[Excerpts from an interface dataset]
---+---
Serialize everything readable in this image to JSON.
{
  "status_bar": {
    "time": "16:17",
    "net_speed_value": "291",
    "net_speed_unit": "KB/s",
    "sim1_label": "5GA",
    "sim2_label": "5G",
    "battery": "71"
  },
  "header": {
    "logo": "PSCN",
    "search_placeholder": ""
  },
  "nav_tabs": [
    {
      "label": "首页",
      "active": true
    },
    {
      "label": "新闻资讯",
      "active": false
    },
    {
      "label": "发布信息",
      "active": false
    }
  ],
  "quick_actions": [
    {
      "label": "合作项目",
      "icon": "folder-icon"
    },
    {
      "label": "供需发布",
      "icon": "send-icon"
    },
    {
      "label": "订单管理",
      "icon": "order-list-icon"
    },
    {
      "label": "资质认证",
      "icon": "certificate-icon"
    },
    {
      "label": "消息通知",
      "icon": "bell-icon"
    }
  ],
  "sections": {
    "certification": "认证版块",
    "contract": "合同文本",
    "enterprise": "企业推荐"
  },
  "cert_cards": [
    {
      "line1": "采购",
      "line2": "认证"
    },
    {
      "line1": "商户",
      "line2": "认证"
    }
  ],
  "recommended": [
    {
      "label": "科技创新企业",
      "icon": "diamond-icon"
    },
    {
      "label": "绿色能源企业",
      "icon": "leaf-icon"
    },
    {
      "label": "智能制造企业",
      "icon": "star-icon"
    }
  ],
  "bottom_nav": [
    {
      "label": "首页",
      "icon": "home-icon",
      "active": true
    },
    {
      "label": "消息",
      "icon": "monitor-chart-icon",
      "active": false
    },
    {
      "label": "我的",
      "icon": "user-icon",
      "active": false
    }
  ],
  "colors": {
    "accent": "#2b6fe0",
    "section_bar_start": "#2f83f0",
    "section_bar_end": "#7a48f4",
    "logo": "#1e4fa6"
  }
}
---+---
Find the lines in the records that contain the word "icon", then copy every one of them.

## [Exercise answer]
      "icon": "folder-icon"
      "icon": "send-icon"
      "icon": "order-list-icon"
      "icon": "certificate-icon"
      "icon": "bell-icon"
      "icon": "diamond-icon"
      "icon": "leaf-icon"
      "icon": "star-icon"
      "icon": "home-icon",
      "icon": "monitor-chart-icon",
      "icon": "user-icon",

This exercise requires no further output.